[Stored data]
• • • • • • •
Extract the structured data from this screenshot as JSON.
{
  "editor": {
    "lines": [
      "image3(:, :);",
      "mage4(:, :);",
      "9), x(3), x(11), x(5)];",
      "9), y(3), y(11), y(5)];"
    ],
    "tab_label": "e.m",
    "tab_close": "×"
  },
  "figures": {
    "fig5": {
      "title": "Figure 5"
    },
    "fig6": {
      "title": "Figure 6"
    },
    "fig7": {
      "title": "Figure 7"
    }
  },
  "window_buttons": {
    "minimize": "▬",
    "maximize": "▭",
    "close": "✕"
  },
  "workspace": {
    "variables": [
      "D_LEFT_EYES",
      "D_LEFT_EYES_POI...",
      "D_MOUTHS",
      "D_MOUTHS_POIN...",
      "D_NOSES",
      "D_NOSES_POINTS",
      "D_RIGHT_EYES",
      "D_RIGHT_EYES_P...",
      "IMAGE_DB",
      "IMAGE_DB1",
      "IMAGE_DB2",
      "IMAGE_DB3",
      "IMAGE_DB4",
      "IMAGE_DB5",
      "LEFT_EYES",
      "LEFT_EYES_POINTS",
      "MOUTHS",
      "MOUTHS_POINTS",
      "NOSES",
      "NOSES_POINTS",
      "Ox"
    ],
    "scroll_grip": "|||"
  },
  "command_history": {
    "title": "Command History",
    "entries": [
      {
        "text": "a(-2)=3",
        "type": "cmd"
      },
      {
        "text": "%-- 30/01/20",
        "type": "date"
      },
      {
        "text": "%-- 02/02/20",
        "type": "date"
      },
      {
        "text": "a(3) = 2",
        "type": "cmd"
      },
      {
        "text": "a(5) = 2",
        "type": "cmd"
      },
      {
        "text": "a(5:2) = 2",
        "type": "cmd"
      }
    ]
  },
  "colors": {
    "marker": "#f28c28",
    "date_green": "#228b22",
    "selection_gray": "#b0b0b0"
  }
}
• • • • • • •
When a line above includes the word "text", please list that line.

» TASK OUTPUT
        "text": "a(-2)=3",
        "text": "%-- 30/01/20",
        "text": "%-- 02/02/20",
        "text": "a(3) = 2",
        "text": "a(5) = 2",
        "text": "a(5:2) = 2",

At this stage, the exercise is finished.